The manager won’t have any opportunities to work with the players before they meet up again in the Spring. But he believes the difficulties Scotland are having in finding a cutting edge can be solved by staying calmer when chances arise. The Scots will need to hit the ground running next year. After three World Cup qualifying ties – the draw takes place next month – the attention immediately turns to Euro 2020, where they play Czech Republic, England and Croatia.
“The picture can change a lot in five months,” said Clarke. “It’s all about gaining experience, maybe relaxing a little bit more in the final third. I think we had much better chances than Israel, and it was similar in Slovakia.
“We are creating opportunities, we had 30-odd shots on goal in two games. We are getting there.
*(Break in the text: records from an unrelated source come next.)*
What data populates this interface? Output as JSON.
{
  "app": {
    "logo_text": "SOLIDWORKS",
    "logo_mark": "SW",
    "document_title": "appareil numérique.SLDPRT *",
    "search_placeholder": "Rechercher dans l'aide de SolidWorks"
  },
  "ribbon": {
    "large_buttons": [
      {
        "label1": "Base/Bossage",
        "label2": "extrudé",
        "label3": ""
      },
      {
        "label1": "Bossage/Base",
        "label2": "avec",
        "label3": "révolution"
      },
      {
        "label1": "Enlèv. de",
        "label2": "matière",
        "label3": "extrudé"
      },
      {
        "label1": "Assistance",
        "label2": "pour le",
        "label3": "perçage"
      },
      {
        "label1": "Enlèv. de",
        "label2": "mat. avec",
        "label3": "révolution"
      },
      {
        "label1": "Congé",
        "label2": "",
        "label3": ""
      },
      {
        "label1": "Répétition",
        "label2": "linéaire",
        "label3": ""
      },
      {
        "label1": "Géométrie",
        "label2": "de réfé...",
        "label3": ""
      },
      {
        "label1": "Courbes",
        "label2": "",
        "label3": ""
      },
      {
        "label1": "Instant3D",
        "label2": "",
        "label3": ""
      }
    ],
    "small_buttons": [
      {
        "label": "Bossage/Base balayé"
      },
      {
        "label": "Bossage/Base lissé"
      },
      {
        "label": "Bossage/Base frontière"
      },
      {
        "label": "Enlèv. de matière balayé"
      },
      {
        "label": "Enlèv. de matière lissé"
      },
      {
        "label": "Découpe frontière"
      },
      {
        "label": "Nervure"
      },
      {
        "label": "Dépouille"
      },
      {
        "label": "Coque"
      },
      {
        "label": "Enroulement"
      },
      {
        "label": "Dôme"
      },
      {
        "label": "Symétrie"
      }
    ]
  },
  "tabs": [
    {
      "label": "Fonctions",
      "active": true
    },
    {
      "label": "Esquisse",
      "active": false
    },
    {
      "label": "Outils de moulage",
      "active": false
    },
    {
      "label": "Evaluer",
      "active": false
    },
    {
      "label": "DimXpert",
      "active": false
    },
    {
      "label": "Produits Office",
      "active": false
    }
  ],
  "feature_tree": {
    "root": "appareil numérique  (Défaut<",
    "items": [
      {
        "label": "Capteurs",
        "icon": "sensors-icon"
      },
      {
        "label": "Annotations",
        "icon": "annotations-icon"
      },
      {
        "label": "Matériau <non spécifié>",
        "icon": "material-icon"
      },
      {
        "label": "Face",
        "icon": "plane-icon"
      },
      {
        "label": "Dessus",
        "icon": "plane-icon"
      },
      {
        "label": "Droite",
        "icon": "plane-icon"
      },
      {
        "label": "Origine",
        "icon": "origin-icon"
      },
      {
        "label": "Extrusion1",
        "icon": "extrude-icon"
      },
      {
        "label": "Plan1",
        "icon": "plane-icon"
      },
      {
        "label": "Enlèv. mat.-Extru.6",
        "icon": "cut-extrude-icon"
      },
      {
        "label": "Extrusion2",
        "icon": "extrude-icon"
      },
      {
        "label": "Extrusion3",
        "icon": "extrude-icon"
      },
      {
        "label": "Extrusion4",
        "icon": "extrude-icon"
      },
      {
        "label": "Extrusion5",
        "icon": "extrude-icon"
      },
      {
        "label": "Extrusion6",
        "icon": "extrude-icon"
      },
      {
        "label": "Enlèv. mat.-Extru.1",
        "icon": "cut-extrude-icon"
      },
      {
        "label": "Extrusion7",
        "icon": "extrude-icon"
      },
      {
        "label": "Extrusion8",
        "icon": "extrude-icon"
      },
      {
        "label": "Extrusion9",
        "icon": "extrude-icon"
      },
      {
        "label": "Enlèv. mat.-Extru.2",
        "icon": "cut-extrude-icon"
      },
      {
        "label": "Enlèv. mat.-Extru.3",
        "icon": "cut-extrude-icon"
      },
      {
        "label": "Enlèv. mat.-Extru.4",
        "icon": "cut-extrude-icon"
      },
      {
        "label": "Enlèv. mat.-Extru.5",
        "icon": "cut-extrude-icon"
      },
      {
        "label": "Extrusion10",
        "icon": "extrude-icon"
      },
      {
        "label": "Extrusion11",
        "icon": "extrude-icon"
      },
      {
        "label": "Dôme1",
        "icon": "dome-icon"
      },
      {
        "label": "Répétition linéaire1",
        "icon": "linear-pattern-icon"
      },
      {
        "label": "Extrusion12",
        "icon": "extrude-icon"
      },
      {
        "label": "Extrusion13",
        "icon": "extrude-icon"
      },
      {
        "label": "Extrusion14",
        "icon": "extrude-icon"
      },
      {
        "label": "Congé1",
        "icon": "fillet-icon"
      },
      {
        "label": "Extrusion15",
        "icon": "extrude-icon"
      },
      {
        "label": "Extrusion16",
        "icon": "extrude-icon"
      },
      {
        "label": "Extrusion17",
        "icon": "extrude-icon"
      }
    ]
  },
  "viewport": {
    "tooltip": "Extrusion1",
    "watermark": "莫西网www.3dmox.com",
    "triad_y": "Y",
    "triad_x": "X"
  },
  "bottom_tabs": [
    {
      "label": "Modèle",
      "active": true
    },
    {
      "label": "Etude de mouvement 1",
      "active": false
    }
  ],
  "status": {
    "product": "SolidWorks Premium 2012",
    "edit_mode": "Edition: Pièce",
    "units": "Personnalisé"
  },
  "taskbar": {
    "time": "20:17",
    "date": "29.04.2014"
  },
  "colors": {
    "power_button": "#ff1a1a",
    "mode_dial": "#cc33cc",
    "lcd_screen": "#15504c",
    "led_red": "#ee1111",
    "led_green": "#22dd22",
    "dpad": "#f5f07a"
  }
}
“It is a learning process and the education of the players will continue. They’ll realise it’s so important to get the goal that puts you in front.
“It’s always difficult to chase the game at this level, you maybe snatch at chances a little bit,” he added. “But I’m looking at the positivity. The effort and endeavour we saw from the players over the three games was there, it was just a bit of quality and execution in the final third. The more chances we give ourselves to score goals – I believe they will come.”
Clarke has unearthed a first-choice centre forward in Lyndon Dykes, who has struck twice in seven games since opting to play for Scotland over Australia. Ryan Christie and John McGinn are also willing accomplices.
But the Scots have struggled to score goals – just three in their last six games under Clarke, who also has Oli McBurnie – yet to open his international account after 15 caps – and the currently rusty Leigh Griffiths to call upon.
Dundee United’s Lawrence Shankland has been used sparingly and Hearts striker Steven Naismith is currently out of favour.